Since you asked, here are a few. It tends toward the academic, but they’re more readable than people assume. They are all still available and not too pricey the way some academic books are. These in addition to The Great Cat Massacre linked above, which is werid and fun in a way academic works usually aren’t.

Eric Hobsbawm’s Age of. . . series provide good overviews of the modern era (1789-1991) broken up into discreet sub-eras. It’s good and accessible unless you have a total aversion to his theoretical approach. Of these, probably start with this as it gives a good overview of European history and investigate the others if you find them particularly striking.

George Rude’s The Crowd in History: A Study of Popular Disturbances in France And England, 1730-1848 is a bit old but does a comparative history of France and England. Historiographically important for helping start the now standard trend of ‘bottom-up’ and social history (i.e., not ‘great men’ creating change, but rather ordinary people).

Lynn Hunt’s classic in cultural history that might explain why the French were so violent following the French Revolution (briefly, the experience of the Revolution showed them how they could bring about change via political action).

Vanessa Schwartz’ Spectacular Realities for how Paris (and, by extension, Europe itself) became relatively stable during the end of the nineteenth century. This is a personal favorite.

Victorian Babylon, which is similar to the above, but about how London (so not as cool as the one about Paris) became modern and the results of it.

For the record, I am always and forever #TeamFrance when it comes to France vs. England/Britain.

Which is perfectly fine, good even!

In this case there is an element of fact to it. The question here is about the 19th century revolutionary violence, and why did England have less of it? Less revolutions, regime change, people killed in violent protests. And it is a matter of historical record that, comparatively, England did have less. So they did in fact do better in this narrow context.

Nothing about culture, cuisine, or government aside from that. Was the British parliamentary monarchy better than the French absolute one? Eh matter of debate and criteria you use to judge (i.e. effectiveness, nobility, economy, personal freedom, view from the bottom etc.). But when it came to avoiding the violence and unrest England did do the 19th century better, so we are spitballing why :)

Really Excellent response. I’d only add in that France had a history of political and social instability that predated Louis XIV’s Ancien Regime, really since the Hundred Years War. The apparent stability during the reigns of the Troi Louis from the death of Mazarin to the financial troubles of Louis XVI that led to the Revolution really are an outlier.

Thanks for all the great responses. I did assume the relative stability of England’s political system and instability of France’s had to play a huge part of it. The English system did have time to mature before the French really got a chance to start.

And while I only mention French violence toward other French they were surely not the only country on the continent to kill it’s own. The latter Spanish Civil War, and events like the more recent Bosnian War stand out. And of course the Nazi’s willingness to kill other Germans based on races or religion.
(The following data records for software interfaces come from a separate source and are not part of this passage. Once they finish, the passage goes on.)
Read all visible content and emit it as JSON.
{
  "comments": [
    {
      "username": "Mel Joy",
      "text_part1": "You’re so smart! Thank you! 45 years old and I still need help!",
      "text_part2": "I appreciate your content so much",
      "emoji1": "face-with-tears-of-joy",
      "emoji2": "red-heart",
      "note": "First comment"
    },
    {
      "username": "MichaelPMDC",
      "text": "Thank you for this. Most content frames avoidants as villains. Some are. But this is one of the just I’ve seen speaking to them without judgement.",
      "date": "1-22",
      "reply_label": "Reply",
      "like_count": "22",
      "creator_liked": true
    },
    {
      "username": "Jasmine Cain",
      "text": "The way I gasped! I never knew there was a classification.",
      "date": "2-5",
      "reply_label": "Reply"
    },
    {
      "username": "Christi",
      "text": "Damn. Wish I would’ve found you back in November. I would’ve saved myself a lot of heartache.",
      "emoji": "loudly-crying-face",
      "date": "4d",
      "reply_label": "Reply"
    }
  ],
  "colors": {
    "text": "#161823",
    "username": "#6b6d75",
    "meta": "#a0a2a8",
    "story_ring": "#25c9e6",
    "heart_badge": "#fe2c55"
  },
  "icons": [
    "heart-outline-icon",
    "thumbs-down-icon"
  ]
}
“Better” in this context simply means better at navigating the emerging world system–a system that, surprise surprise, the British were at the forefront of shaping. It’s not a moral judgment at all, just as “modern” is not ipso facto a “good” adjective. It’s just descriptive.

I’d add to the great responses so far that Britain had the luxury of being on an island defended by the best fleet in the world at the time, essentially eliminating any external existential threat. France, on the other hand, was neck deep in continental affairs, particularly unification movements in Italy and Germany. At the same time foreign powers actively intervened in their internal politics as regime status quo in France was seen as critical to the post-Napoleonic status quo. Also, Britain’s trade network and early growth of manufacturing made it less susceptible to the economic shocks that blew up in the 1840s.